06:10 GMT21 October 2020
Listen Live
    Get short URL
    0 43

    Fines and lawsuit costs faced by the largest US and European banks after the 2007-2008 global financial crisis amount to some $260 billion, according to research by Morgan Stanley.

    MOSCOW (Sputnik) — A survey of five largest banks in the US and the 20 largest banks in Europe, quoted by the Financial Times on Monday, revealed that $137 billion of the total was paid by Bank of America, Morgan Stanley, JPMorgan, Citi and Goldman Sachs.

    The leading 25 Western financial institutions will have to pay an additional $60 billion during over the next two years.

    According to Huw van Steenis, the managing director for Morgan Stanley’s European asset management arm, the impact of the fines and lawsuit-related fees on banks is profound.

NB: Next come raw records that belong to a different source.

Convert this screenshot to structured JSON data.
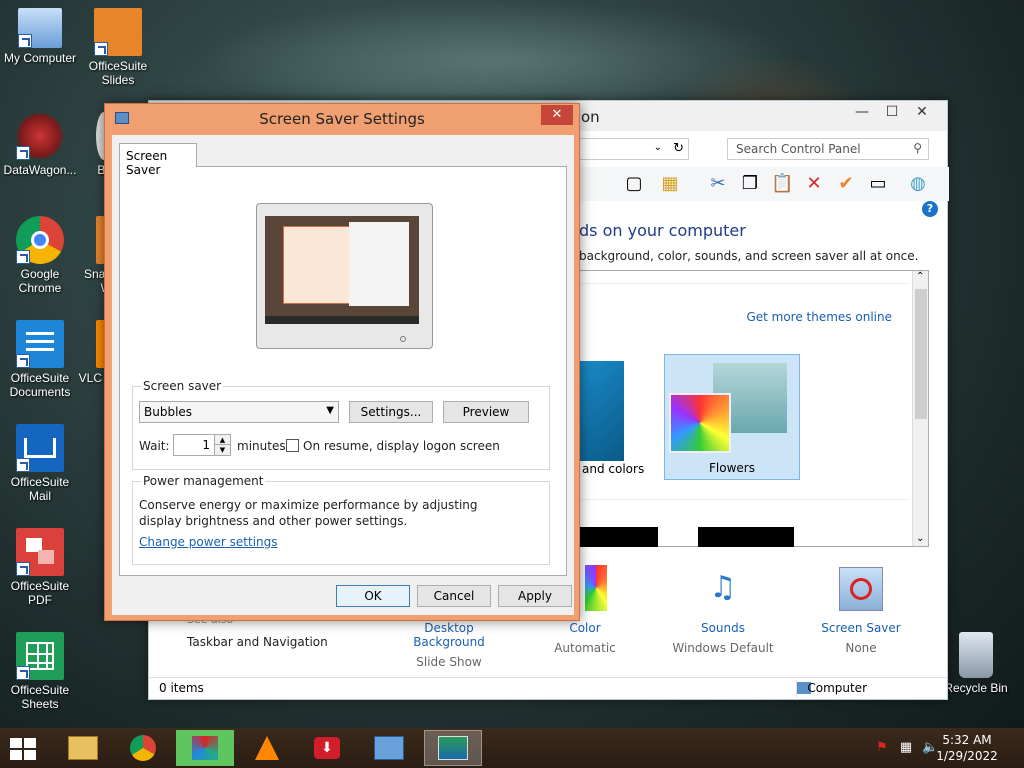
{
  "desktop": {
    "icons": [
      {
        "label": "My Computer",
        "icon": "computer-icon"
      },
      {
        "label": "OfficeSuite Slides",
        "icon": "slides-icon"
      },
      {
        "label": "DataWagon...",
        "icon": "datawagon-icon"
      },
      {
        "label": "Ba",
        "icon": "ba-icon"
      },
      {
        "label": "Google Chrome",
        "icon": "chrome-icon"
      },
      {
        "label": "Snap W",
        "icon": "snap-icon"
      },
      {
        "label": "OfficeSuite Documents",
        "icon": "documents-icon"
      },
      {
        "label": "VLC p",
        "icon": "vlc-icon"
      },
      {
        "label": "OfficeSuite Mail",
        "icon": "mail-icon"
      },
      {
        "label": "OfficeSuite PDF",
        "icon": "pdf-icon"
      },
      {
        "label": "OfficeSuite Sheets",
        "icon": "sheets-icon"
      },
      {
        "label": "Recycle Bin",
        "icon": "recycle-bin-icon"
      }
    ]
  },
  "control_panel": {
    "title_fragment": "on",
    "search_placeholder": "Search Control Panel",
    "heading_fragment": "ds on your computer",
    "sub_fragment": "background, color, sounds, and screen saver all at once.",
    "get_more_themes": "Get more themes online",
    "theme_selected": "Flowers",
    "theme_other_fragment": "and colors",
    "see_also_fragment": "See also",
    "taskbar_nav": "Taskbar and Navigation",
    "bottom_items": [
      {
        "label": "Desktop Background",
        "sub": "Slide Show"
      },
      {
        "label": "Color",
        "sub": "Automatic"
      },
      {
        "label": "Sounds",
        "sub": "Windows Default"
      },
      {
        "label": "Screen Saver",
        "sub": "None"
      }
    ],
    "status_items": "0 items",
    "status_location": "Computer"
  },
  "dialog": {
    "title": "Screen Saver Settings",
    "tab": "Screen Saver",
    "group_screensaver": "Screen saver",
    "selected_saver": "Bubbles",
    "settings_btn": "Settings...",
    "preview_btn": "Preview",
    "wait_label": "Wait:",
    "wait_value": "1",
    "minutes_label": "minutes",
    "resume_label": "On resume, display logon screen",
    "group_power": "Power management",
    "power_text": "Conserve energy or maximize performance by adjusting display brightness and other power settings.",
    "power_link": "Change power settings",
    "ok": "OK",
    "cancel": "Cancel",
    "apply": "Apply"
  },
  "taskbar": {
    "time": "5:32 AM",
    "date": "1/29/2022"
  }
}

    “Litigation not only takes a bite out of your equity but has a much longer lasting impact on the amount of capital you need to hold,” van Steenis said, quoted by the media.

    A global financial crisis began in late 2007 in the United States with housing and credit bubbles, affecting financial institutions around the world.


    China's Dagong Links 2008 Financial Crisis to Western Agencies
    S&P Biased Ratings Contribute to Financial Crisis
    US Financial System ‘Much Safer’ Than Before Financial Crisis - Yellen
    European Union, fine, litigation, Bank of America, Morgan Stanley, Goldman Sachs, Citibank, JPMorgan Chase, United States
    Community standardsDiscussion